[Opening RECORDS TO PROCESS section]

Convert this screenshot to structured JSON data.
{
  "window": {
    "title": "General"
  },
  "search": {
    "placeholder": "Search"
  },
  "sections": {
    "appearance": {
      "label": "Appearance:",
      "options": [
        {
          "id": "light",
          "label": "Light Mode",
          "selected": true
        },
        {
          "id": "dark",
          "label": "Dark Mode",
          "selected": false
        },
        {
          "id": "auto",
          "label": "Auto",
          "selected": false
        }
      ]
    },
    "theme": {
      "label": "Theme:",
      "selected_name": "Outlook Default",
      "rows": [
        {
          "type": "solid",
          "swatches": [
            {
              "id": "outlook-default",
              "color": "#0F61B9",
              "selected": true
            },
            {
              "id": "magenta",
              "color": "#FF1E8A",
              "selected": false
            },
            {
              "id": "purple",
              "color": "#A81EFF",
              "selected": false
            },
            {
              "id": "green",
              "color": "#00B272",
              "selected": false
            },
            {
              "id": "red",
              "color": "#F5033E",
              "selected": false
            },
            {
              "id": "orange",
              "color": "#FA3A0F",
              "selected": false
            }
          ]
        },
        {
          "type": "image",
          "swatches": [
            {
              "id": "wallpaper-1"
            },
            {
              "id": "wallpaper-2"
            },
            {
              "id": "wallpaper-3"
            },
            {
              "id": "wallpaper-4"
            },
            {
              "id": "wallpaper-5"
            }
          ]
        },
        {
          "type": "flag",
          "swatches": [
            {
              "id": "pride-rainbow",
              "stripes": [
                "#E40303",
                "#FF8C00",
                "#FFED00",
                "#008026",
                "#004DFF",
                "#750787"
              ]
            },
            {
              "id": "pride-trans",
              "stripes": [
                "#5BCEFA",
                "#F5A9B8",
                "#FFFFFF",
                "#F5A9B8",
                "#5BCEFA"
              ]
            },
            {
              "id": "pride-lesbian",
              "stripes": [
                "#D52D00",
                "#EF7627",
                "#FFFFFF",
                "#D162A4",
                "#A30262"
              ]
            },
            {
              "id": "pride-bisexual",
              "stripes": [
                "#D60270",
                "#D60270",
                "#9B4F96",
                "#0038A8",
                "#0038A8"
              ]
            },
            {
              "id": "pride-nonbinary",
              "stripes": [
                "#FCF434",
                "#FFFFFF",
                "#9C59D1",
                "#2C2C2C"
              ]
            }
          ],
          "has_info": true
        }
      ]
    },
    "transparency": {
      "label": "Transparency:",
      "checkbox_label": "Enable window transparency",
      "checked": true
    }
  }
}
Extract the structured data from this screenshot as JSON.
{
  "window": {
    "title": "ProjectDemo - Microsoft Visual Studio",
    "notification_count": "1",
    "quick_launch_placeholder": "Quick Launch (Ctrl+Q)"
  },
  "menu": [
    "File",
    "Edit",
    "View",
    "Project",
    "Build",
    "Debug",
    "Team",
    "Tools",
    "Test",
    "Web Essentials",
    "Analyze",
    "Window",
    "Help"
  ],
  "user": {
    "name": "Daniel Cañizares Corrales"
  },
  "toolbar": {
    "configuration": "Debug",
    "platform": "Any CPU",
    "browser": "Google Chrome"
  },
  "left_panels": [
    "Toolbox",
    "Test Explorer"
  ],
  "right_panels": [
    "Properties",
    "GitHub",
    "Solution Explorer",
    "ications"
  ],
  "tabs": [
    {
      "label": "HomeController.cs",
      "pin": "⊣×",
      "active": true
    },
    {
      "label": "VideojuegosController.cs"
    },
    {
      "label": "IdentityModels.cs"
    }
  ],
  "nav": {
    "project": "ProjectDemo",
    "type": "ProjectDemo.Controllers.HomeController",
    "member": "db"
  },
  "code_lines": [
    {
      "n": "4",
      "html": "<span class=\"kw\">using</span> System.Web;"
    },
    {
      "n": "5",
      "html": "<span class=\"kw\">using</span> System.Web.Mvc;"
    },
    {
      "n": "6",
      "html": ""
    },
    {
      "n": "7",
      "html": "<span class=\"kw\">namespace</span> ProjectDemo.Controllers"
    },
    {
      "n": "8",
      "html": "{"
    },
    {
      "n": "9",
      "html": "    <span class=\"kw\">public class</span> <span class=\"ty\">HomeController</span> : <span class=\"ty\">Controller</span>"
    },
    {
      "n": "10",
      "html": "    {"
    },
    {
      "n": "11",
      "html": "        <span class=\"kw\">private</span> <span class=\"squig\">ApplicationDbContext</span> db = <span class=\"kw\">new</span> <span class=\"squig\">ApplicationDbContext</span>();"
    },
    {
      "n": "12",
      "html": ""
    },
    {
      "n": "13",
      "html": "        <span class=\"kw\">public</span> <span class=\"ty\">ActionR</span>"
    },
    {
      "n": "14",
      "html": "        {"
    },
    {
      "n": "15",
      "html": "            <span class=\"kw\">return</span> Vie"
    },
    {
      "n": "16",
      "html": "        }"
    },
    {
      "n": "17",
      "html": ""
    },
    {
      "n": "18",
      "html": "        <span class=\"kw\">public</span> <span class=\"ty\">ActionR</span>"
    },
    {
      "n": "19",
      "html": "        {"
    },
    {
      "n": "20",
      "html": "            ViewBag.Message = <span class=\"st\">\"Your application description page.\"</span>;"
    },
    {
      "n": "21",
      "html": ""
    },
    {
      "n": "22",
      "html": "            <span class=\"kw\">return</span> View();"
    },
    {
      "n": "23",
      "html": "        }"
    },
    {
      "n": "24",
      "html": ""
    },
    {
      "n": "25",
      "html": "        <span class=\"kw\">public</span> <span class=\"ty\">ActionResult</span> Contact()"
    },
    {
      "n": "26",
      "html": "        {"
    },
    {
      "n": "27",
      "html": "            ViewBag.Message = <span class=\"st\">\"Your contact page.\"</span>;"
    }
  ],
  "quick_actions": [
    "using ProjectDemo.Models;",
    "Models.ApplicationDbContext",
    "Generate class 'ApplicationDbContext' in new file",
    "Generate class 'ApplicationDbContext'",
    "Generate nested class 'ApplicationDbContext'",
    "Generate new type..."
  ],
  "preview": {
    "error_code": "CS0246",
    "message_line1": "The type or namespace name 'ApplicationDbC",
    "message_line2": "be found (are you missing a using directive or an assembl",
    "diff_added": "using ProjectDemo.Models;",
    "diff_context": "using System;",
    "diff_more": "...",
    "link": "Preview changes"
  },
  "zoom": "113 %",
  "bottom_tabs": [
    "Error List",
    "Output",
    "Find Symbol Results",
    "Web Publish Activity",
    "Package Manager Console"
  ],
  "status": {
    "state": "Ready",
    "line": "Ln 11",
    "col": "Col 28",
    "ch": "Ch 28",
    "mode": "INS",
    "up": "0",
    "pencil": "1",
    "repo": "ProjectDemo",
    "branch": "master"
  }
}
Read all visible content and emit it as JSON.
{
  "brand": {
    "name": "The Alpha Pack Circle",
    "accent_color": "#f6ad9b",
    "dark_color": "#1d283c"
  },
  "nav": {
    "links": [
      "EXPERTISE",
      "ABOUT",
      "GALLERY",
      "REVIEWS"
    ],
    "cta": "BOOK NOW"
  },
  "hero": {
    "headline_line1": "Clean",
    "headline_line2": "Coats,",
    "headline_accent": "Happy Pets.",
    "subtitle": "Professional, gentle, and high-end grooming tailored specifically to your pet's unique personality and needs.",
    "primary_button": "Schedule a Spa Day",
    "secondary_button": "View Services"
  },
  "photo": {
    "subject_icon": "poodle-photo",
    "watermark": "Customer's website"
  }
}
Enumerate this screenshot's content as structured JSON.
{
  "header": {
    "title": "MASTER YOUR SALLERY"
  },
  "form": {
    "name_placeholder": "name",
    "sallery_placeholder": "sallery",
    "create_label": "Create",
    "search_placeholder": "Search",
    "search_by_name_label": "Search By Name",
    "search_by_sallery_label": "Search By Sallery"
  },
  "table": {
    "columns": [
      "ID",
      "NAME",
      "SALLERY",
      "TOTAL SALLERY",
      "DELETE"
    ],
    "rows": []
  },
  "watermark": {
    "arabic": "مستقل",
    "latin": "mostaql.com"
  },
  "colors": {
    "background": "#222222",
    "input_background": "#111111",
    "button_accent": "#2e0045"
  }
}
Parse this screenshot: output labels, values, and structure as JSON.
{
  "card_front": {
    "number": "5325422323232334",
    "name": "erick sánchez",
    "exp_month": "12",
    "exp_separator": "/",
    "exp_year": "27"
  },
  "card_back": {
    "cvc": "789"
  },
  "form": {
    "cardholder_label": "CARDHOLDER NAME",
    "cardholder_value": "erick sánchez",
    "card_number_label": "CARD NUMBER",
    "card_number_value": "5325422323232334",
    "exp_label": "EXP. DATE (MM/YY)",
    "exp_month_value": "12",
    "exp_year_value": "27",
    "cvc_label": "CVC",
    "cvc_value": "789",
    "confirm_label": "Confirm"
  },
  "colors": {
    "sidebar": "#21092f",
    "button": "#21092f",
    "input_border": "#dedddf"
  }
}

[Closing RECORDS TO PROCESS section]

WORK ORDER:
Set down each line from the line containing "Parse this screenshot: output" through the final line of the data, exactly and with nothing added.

EXERCISE OUTPUT:
Parse this screenshot: output labels, values, and structure as JSON.
{
  "card_front": {
    "number": "5325422323232334",
    "name": "erick sánchez",
    "exp_month": "12",
    "exp_separator": "/",
    "exp_year": "27"
  },
  "card_back": {
    "cvc": "789"
  },
  "form": {
    "cardholder_label": "CARDHOLDER NAME",
    "cardholder_value": "erick sánchez",
    "card_number_label": "CARD NUMBER",
    "card_number_value": "5325422323232334",
    "exp_label": "EXP. DATE (MM/YY)",
    "exp_month_value": "12",
    "exp_year_value": "27",
    "cvc_label": "CVC",
    "cvc_value": "789",
    "confirm_label": "Confirm"
  },
  "colors": {
    "sidebar": "#21092f",
    "button": "#21092f",
    "input_border": "#dedddf"
  }
}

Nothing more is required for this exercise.